    The argument runs like this: We have the poor and starving and we have wilderness. We canʹt save both. The wilderness advocate: ʺThe poor will be with us always.ʺ Even Jesus said it. And besides, their numbers keep multiplying; we canʹt feed them indefinitely into their next few doublings. ʺWe should do the best we can to feed them, but not at the expense of wilderness, for once wilderness is lost, itʹs lost forever.ʺ And: ʺThe ecosphere gave rise to us. We did not give rise to it. We must keep its creative powers intact.ʺ And so on. We might...

  10. 5 Becoming Native to Our Places
    (pp. 87-103)

    It seems to be a characteristic of life that no matter what the level of organization, the juvenile stage is characterized by an excess of potential energy and an inefficiency in use of that energy. This seems to be as true of the early stages of an ecosystem as of a teenager. But we have seldom considered a corollary—that an excess of potential energy cangeneratea juvenile condition. The industrial revolution really hit its stride after World War II. It was only then that we became a truly affluent society. The Depression and the war contributed to making...

  11. 6 Developing the Courage of Our Convictions
    (pp. 104-118)

    Most of our modern assumptions are so deeply rooted that either we count them as ʺjust naturalʺ or we have no recognition as to what they really are. A major part of that consciousness comes from being raised in a society dominated by science and its technological arrangements, most of which would not be here without the high energy that comes from fossil fuel and nuclear power.

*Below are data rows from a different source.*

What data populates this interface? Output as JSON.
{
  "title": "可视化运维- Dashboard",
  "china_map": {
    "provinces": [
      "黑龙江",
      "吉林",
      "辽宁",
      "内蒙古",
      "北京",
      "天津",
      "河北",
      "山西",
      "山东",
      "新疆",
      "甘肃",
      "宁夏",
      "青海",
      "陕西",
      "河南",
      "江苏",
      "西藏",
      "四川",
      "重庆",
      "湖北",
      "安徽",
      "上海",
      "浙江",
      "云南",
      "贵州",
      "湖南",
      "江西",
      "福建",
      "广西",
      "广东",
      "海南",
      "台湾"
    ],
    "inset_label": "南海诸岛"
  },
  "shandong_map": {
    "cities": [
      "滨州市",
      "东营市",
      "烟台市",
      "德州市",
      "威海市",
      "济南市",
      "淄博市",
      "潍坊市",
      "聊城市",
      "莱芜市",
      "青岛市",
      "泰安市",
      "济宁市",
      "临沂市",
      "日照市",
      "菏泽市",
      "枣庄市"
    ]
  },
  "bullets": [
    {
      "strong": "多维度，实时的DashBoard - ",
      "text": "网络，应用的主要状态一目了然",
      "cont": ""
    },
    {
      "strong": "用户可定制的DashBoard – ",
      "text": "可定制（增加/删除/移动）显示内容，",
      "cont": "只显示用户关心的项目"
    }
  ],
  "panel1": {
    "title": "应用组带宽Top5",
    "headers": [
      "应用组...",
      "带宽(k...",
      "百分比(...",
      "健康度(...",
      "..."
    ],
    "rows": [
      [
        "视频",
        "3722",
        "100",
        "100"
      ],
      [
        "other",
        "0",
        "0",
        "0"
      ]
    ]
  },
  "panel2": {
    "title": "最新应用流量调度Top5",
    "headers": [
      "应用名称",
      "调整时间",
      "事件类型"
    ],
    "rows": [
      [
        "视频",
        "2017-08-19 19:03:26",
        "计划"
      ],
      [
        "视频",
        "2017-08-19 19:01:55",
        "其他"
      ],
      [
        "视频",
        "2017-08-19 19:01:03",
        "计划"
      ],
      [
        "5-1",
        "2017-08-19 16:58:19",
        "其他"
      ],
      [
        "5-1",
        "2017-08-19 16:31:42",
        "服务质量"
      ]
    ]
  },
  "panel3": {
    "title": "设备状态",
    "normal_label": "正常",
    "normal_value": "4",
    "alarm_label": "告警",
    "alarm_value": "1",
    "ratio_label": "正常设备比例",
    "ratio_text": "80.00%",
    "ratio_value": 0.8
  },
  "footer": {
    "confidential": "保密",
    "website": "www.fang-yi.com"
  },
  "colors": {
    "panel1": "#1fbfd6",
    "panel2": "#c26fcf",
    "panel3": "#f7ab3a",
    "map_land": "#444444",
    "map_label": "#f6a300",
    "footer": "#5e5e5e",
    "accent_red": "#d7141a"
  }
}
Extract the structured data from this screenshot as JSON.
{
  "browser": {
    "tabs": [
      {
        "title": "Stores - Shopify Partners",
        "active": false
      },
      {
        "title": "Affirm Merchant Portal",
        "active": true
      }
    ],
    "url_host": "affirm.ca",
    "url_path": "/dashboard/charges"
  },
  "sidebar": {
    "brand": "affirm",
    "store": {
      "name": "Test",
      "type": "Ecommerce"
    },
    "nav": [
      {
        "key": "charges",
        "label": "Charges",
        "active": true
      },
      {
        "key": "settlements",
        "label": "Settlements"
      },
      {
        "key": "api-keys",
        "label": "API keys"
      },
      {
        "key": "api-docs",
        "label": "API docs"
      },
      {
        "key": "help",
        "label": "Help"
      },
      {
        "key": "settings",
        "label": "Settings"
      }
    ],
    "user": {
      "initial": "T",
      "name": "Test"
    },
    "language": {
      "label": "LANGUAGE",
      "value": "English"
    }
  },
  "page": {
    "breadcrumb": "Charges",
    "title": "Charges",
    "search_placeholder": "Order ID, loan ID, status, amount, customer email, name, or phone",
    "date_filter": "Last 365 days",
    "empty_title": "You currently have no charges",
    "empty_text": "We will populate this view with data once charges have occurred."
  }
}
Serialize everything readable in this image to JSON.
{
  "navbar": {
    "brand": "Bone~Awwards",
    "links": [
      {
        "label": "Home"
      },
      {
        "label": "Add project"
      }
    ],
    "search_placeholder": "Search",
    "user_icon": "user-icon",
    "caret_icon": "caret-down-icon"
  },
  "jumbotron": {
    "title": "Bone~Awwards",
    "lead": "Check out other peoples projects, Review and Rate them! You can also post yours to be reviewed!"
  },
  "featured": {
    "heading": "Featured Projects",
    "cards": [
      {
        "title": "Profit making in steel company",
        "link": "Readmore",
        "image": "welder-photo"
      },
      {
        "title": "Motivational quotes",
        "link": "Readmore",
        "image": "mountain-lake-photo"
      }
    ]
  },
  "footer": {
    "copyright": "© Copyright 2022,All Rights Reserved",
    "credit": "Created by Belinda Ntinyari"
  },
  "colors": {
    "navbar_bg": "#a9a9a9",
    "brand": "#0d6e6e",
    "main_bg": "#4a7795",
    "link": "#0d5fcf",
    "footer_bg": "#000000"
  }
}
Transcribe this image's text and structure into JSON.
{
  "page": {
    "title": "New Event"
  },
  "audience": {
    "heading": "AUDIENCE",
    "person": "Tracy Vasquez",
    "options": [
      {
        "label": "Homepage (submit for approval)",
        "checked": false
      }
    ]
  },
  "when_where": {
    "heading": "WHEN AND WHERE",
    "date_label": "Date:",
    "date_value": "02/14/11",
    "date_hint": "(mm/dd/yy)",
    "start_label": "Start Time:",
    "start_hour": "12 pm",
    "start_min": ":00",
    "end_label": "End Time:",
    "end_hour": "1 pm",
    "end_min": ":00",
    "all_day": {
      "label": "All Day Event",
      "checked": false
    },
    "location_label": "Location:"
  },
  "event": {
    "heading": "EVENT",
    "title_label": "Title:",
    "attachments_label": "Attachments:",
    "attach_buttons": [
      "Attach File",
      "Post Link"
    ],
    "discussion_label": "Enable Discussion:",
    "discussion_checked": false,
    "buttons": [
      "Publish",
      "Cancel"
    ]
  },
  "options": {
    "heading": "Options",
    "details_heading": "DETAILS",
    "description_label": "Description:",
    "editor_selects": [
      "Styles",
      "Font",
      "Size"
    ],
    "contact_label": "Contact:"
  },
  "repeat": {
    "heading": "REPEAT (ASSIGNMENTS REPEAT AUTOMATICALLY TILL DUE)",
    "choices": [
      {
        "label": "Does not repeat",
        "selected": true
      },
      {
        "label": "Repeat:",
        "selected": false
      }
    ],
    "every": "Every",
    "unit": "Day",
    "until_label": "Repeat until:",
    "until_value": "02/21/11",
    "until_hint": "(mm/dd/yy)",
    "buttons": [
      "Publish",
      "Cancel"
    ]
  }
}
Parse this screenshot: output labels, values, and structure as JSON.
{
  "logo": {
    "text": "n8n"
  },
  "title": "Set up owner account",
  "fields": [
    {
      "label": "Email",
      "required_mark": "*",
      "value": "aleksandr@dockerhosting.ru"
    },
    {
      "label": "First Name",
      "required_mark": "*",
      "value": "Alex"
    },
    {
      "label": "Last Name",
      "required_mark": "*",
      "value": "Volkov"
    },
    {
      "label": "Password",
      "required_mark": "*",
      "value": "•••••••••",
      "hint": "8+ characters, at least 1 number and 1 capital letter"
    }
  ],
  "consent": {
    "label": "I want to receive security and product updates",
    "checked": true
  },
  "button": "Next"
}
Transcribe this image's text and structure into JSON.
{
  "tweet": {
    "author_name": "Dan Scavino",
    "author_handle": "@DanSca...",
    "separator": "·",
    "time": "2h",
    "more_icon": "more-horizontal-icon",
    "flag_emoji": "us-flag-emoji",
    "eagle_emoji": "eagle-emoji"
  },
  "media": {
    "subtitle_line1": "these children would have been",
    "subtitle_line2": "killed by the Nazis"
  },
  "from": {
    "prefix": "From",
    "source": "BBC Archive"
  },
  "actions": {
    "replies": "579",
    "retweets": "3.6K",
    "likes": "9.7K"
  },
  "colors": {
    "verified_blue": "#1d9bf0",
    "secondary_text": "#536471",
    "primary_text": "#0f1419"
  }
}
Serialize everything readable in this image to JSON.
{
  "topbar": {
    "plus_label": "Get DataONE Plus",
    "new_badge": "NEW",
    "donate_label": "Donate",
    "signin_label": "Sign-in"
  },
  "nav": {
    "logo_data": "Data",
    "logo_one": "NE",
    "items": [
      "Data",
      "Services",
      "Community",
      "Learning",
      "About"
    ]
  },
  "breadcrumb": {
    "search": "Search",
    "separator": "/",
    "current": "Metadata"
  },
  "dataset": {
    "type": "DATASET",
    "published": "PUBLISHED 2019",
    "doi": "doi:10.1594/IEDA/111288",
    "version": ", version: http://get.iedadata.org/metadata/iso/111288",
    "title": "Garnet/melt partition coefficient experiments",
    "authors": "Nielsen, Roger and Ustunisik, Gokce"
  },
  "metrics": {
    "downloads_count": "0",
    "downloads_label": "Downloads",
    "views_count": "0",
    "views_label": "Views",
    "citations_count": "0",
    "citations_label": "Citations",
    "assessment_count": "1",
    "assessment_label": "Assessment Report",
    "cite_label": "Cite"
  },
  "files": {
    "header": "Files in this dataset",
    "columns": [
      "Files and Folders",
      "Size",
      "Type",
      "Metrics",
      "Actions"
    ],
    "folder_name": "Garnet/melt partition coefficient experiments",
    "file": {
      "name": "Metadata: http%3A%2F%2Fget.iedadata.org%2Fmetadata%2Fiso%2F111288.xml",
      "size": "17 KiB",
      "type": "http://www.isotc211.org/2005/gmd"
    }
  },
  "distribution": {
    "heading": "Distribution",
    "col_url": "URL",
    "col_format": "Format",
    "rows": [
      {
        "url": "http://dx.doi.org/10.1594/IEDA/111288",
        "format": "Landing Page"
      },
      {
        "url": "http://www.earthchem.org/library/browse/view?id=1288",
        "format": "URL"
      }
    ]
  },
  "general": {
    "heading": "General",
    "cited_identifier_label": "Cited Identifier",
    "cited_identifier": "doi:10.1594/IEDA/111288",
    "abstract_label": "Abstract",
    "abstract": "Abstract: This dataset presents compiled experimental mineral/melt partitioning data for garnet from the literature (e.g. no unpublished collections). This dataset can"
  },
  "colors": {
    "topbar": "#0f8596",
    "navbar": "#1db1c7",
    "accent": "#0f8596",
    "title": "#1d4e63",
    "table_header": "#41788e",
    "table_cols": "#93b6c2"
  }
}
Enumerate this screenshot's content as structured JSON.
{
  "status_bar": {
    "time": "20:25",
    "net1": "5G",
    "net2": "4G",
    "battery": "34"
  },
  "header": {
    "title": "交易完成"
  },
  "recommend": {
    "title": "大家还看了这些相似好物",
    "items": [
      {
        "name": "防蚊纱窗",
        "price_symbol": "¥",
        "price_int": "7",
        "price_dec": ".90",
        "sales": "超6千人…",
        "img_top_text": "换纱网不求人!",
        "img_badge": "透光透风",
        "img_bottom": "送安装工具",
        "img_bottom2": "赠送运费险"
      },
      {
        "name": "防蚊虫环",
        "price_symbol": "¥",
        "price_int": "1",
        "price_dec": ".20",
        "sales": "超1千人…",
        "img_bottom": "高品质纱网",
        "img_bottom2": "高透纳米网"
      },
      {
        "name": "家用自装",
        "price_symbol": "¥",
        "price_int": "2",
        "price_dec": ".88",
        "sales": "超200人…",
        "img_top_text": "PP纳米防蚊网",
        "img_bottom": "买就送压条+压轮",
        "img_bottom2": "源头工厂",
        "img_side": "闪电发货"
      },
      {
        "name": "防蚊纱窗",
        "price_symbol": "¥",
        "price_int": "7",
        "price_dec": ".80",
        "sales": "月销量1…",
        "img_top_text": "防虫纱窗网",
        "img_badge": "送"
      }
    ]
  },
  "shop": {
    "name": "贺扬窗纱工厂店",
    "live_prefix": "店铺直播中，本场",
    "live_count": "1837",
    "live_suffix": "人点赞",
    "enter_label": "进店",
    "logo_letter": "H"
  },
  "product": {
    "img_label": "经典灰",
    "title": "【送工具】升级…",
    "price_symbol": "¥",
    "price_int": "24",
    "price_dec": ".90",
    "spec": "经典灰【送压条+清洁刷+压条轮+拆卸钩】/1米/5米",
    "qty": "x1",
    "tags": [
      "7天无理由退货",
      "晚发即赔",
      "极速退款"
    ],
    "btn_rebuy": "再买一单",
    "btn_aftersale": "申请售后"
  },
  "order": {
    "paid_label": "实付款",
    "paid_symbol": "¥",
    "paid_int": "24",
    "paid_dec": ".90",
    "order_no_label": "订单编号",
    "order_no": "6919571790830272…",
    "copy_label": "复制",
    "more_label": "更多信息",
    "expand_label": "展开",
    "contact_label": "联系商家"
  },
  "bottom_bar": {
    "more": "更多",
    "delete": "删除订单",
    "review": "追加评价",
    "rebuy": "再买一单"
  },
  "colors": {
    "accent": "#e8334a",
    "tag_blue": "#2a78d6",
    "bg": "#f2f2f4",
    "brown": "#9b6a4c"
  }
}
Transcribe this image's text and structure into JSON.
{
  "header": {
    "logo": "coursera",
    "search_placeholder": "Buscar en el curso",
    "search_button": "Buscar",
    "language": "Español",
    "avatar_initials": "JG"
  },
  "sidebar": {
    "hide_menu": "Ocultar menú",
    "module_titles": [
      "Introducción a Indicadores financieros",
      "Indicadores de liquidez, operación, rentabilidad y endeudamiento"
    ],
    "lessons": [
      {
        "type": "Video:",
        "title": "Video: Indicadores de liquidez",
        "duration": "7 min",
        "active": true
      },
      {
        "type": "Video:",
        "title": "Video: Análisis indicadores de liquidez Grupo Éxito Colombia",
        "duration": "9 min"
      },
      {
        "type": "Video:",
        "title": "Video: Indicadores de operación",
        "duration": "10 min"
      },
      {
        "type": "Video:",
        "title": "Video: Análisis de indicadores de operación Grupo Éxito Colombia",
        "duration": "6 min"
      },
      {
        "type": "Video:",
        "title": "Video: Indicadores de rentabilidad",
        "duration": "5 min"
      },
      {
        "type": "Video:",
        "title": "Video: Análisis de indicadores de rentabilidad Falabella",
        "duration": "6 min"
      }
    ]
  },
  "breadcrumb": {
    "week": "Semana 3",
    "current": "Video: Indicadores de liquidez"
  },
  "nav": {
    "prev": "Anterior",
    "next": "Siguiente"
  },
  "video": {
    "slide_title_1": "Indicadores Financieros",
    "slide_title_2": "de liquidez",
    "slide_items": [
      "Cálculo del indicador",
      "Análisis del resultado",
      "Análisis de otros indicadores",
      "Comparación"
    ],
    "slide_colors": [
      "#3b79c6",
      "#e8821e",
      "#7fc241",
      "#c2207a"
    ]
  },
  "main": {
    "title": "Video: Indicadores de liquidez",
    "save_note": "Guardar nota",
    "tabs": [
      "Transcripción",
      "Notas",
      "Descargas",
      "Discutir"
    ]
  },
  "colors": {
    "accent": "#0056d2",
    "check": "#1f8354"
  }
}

We have a ʺhigh-energy consciousness,ʺ a monetarily cheap energy consciousness that is a mere blip in human history, but a consciousness that now ʺcomes with the milk.ʺ (George Bernard Shaw once said that...

  12. Notes
    (pp. 119-122)